▸ About this exercise
Take the whole listing and reproduce it exactly, pictures excepted.

▸ Information provided
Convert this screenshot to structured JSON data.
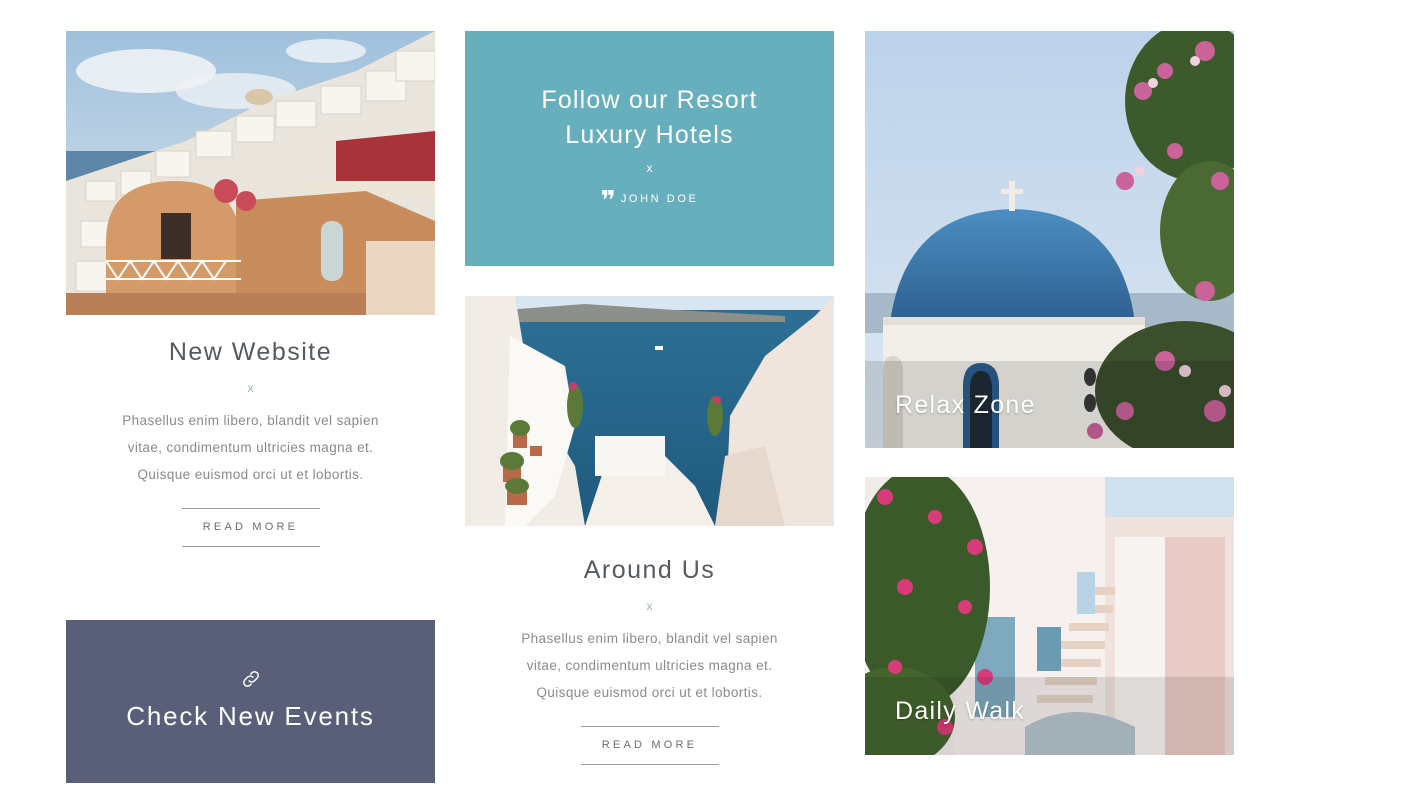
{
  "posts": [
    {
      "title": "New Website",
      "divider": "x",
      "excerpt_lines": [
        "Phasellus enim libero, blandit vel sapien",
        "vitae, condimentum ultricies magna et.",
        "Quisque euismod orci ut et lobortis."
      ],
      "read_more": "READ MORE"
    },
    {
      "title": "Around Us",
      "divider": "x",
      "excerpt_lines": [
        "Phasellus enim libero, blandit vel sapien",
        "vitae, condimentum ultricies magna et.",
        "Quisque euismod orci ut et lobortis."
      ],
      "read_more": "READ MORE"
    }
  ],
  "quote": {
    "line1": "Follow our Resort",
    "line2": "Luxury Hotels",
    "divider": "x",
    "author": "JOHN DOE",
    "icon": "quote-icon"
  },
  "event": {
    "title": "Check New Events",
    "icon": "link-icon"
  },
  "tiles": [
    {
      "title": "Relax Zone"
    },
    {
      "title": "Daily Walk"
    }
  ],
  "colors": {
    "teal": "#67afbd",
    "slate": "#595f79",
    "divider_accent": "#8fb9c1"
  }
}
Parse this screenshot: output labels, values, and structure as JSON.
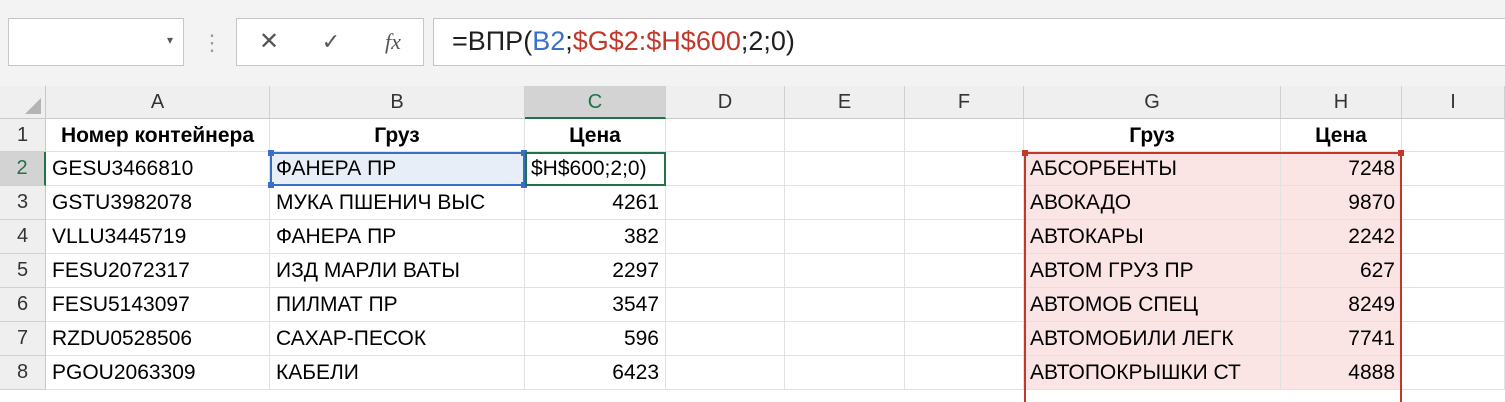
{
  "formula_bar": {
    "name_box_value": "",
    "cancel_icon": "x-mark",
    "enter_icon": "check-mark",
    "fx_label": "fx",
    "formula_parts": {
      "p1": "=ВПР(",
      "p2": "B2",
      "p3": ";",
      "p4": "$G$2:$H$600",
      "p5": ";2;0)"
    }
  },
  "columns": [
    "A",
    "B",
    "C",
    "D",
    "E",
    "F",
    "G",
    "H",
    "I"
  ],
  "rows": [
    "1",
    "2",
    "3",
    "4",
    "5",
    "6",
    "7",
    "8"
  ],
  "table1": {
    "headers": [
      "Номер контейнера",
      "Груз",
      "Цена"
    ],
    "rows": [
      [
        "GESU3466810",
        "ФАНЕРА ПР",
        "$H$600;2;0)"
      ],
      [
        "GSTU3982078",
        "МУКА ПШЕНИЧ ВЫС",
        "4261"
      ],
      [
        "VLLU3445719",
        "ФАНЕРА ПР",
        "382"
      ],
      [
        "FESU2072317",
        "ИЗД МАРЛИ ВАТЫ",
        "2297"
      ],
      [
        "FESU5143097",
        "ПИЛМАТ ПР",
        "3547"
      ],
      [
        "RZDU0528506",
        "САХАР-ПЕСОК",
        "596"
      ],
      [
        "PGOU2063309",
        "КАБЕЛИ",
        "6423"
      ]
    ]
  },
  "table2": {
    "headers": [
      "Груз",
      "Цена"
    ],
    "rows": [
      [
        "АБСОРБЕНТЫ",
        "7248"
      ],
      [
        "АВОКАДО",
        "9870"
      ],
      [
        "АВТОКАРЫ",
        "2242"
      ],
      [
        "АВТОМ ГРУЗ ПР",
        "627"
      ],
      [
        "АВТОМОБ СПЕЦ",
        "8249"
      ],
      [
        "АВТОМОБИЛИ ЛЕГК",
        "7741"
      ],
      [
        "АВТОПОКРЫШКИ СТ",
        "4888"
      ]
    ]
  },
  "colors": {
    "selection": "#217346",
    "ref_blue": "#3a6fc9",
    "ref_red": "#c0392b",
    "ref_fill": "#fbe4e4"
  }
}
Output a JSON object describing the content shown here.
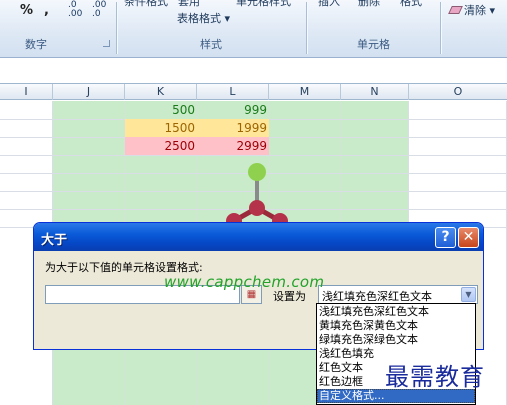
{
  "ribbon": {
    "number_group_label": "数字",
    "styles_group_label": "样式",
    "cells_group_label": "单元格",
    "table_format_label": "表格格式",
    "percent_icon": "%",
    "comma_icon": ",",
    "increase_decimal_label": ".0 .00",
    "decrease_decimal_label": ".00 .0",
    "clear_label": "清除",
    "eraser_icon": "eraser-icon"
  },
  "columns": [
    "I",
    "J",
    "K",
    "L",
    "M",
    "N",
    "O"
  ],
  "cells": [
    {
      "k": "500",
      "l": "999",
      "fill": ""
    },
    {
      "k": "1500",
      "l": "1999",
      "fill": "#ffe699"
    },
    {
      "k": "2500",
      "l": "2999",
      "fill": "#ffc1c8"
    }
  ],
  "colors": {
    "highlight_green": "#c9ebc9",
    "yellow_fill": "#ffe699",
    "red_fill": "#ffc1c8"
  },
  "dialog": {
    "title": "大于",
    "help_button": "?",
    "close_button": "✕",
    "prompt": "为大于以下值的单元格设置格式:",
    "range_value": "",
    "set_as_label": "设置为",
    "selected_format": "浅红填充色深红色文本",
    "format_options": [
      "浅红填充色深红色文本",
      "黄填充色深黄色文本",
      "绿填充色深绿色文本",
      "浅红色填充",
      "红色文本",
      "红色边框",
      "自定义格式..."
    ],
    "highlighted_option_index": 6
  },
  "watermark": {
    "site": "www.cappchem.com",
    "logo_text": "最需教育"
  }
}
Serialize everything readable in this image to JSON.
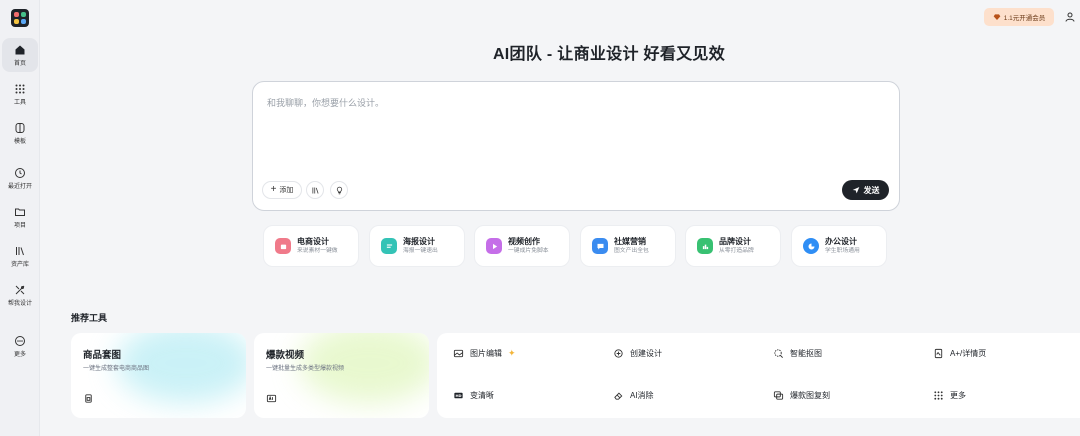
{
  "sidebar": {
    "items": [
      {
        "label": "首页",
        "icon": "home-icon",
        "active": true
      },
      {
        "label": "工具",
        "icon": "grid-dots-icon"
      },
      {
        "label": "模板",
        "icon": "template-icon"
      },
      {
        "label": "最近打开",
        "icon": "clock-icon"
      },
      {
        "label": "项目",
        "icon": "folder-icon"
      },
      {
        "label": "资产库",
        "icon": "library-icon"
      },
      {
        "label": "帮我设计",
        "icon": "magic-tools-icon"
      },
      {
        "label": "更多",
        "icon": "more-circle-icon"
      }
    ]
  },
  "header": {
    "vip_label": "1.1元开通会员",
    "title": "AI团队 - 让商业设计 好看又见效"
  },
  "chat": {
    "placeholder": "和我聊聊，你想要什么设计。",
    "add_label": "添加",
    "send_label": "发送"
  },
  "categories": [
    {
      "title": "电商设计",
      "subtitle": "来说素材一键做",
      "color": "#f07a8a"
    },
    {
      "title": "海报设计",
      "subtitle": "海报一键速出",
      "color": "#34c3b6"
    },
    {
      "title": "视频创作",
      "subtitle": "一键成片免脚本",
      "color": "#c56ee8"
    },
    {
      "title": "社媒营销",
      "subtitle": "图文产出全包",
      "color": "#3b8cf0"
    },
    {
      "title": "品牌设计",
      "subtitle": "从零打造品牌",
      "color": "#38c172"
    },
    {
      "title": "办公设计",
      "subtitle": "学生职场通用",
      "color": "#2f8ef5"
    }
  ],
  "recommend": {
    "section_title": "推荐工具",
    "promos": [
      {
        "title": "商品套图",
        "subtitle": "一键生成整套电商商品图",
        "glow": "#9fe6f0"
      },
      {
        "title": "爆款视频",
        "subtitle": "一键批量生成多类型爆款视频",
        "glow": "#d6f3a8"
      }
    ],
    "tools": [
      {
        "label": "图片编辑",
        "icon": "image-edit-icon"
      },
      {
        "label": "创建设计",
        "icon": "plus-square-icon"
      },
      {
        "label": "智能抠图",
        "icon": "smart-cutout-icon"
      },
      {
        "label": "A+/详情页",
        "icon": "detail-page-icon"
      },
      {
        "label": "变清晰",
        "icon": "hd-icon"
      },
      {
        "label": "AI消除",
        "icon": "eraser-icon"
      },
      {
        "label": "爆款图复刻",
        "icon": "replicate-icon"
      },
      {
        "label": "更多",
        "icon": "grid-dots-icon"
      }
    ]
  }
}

▸ Answer for this exercise
Convert this screenshot to structured JSON data.
{
  "posts": [
    {
      "title": "New Website",
      "divider": "x",
      "excerpt_lines": [
        "Phasellus enim libero, blandit vel sapien",
        "vitae, condimentum ultricies magna et.",
        "Quisque euismod orci ut et lobortis."
      ],
      "read_more": "READ MORE"
    },
    {
      "title": "Around Us",
      "divider": "x",
      "excerpt_lines": [
        "Phasellus enim libero, blandit vel sapien",
        "vitae, condimentum ultricies magna et.",
        "Quisque euismod orci ut et lobortis."
      ],
      "read_more": "READ MORE"
    }
  ],
  "quote": {
    "line1": "Follow our Resort",
    "line2": "Luxury Hotels",
    "divider": "x",
    "author": "JOHN DOE",
    "icon": "quote-icon"
  },
  "event": {
    "title": "Check New Events",
    "icon": "link-icon"
  },
  "tiles": [
    {
      "title": "Relax Zone"
    },
    {
      "title": "Daily Walk"
    }
  ],
  "colors": {
    "teal": "#67afbd",
    "slate": "#595f79",
    "divider_accent": "#8fb9c1"
  }
}
Parse this screenshot: output labels, values, and structure as JSON.
{
  "formula_bar": {
    "name_box_value": "",
    "cancel_icon": "x-mark",
    "enter_icon": "check-mark",
    "fx_label": "fx",
    "formula_parts": {
      "p1": "=ВПР(",
      "p2": "B2",
      "p3": ";",
      "p4": "$G$2:$H$600",
      "p5": ";2;0)"
    }
  },
  "columns": [
    "A",
    "B",
    "C",
    "D",
    "E",
    "F",
    "G",
    "H",
    "I"
  ],
  "rows": [
    "1",
    "2",
    "3",
    "4",
    "5",
    "6",
    "7",
    "8"
  ],
  "table1": {
    "headers": [
      "Номер контейнера",
      "Груз",
      "Цена"
    ],
    "rows": [
      [
        "GESU3466810",
        "ФАНЕРА ПР",
        "$H$600;2;0)"
      ],
      [
        "GSTU3982078",
        "МУКА ПШЕНИЧ ВЫС",
        "4261"
      ],
      [
        "VLLU3445719",
        "ФАНЕРА ПР",
        "382"
      ],
      [
        "FESU2072317",
        "ИЗД МАРЛИ ВАТЫ",
        "2297"
      ],
      [
        "FESU5143097",
        "ПИЛМАТ ПР",
        "3547"
      ],
      [
        "RZDU0528506",
        "САХАР-ПЕСОК",
        "596"
      ],
      [
        "PGOU2063309",
        "КАБЕЛИ",
        "6423"
      ]
    ]
  },
  "table2": {
    "headers": [
      "Груз",
      "Цена"
    ],
    "rows": [
      [
        "АБСОРБЕНТЫ",
        "7248"
      ],
      [
        "АВОКАДО",
        "9870"
      ],
      [
        "АВТОКАРЫ",
        "2242"
      ],
      [
        "АВТОМ ГРУЗ ПР",
        "627"
      ],
      [
        "АВТОМОБ СПЕЦ",
        "8249"
      ],
      [
        "АВТОМОБИЛИ ЛЕГК",
        "7741"
      ],
      [
        "АВТОПОКРЫШКИ СТ",
        "4888"
      ]
    ]
  },
  "colors": {
    "selection": "#217346",
    "ref_blue": "#3a6fc9",
    "ref_red": "#c0392b",
    "ref_fill": "#fbe4e4"
  }
}
Output a JSON object describing the content shown here.
{
  "ribbon": {
    "number_group_label": "数字",
    "styles_group_label": "样式",
    "cells_group_label": "单元格",
    "table_format_label": "表格格式",
    "percent_icon": "%",
    "comma_icon": ",",
    "increase_decimal_label": ".0 .00",
    "decrease_decimal_label": ".00 .0",
    "clear_label": "清除",
    "eraser_icon": "eraser-icon"
  },
  "columns": [
    "I",
    "J",
    "K",
    "L",
    "M",
    "N",
    "O"
  ],
  "cells": [
    {
      "k": "500",
      "l": "999",
      "fill": ""
    },
    {
      "k": "1500",
      "l": "1999",
      "fill": "#ffe699"
    },
    {
      "k": "2500",
      "l": "2999",
      "fill": "#ffc1c8"
    }
  ],
  "colors": {
    "highlight_green": "#c9ebc9",
    "yellow_fill": "#ffe699",
    "red_fill": "#ffc1c8"
  },
  "dialog": {
    "title": "大于",
    "help_button": "?",
    "close_button": "✕",
    "prompt": "为大于以下值的单元格设置格式:",
    "range_value": "",
    "set_as_label": "设置为",
    "selected_format": "浅红填充色深红色文本",
    "format_options": [
      "浅红填充色深红色文本",
      "黄填充色深黄色文本",
      "绿填充色深绿色文本",
      "浅红色填充",
      "红色文本",
      "红色边框",
      "自定义格式..."
    ],
    "highlighted_option_index": 6
  },
  "watermark": {
    "site": "www.cappchem.com",
    "logo_text": "最需教育"
  }
}
Serialize everything readable in this image to JSON.
{
  "sidebar": {
    "items": [
      {
        "label": "首页",
        "icon": "home-icon",
        "active": true
      },
      {
        "label": "工具",
        "icon": "grid-dots-icon"
      },
      {
        "label": "模板",
        "icon": "template-icon"
      },
      {
        "label": "最近打开",
        "icon": "clock-icon"
      },
      {
        "label": "项目",
        "icon": "folder-icon"
      },
      {
        "label": "资产库",
        "icon": "library-icon"
      },
      {
        "label": "帮我设计",
        "icon": "magic-tools-icon"
      },
      {
        "label": "更多",
        "icon": "more-circle-icon"
      }
    ]
  },
  "header": {
    "vip_label": "1.1元开通会员",
    "title": "AI团队 - 让商业设计 好看又见效"
  },
  "chat": {
    "placeholder": "和我聊聊，你想要什么设计。",
    "add_label": "添加",
    "send_label": "发送"
  },
  "categories": [
    {
      "title": "电商设计",
      "subtitle": "来说素材一键做",
      "color": "#f07a8a"
    },
    {
      "title": "海报设计",
      "subtitle": "海报一键速出",
      "color": "#34c3b6"
    },
    {
      "title": "视频创作",
      "subtitle": "一键成片免脚本",
      "color": "#c56ee8"
    },
    {
      "title": "社媒营销",
      "subtitle": "图文产出全包",
      "color": "#3b8cf0"
    },
    {
      "title": "品牌设计",
      "subtitle": "从零打造品牌",
      "color": "#38c172"
    },
    {
      "title": "办公设计",
      "subtitle": "学生职场通用",
      "color": "#2f8ef5"
    }
  ],
  "recommend": {
    "section_title": "推荐工具",
    "promos": [
      {
        "title": "商品套图",
        "subtitle": "一键生成整套电商商品图",
        "glow": "#9fe6f0"
      },
      {
        "title": "爆款视频",
        "subtitle": "一键批量生成多类型爆款视频",
        "glow": "#d6f3a8"
      }
    ],
    "tools": [
      {
        "label": "图片编辑",
        "icon": "image-edit-icon"
      },
      {
        "label": "创建设计",
        "icon": "plus-square-icon"
      },
      {
        "label": "智能抠图",
        "icon": "smart-cutout-icon"
      },
      {
        "label": "A+/详情页",
        "icon": "detail-page-icon"
      },
      {
        "label": "变清晰",
        "icon": "hd-icon"
      },
      {
        "label": "AI消除",
        "icon": "eraser-icon"
      },
      {
        "label": "爆款图复刻",
        "icon": "replicate-icon"
      },
      {
        "label": "更多",
        "icon": "grid-dots-icon"
      }
    ]
  }
}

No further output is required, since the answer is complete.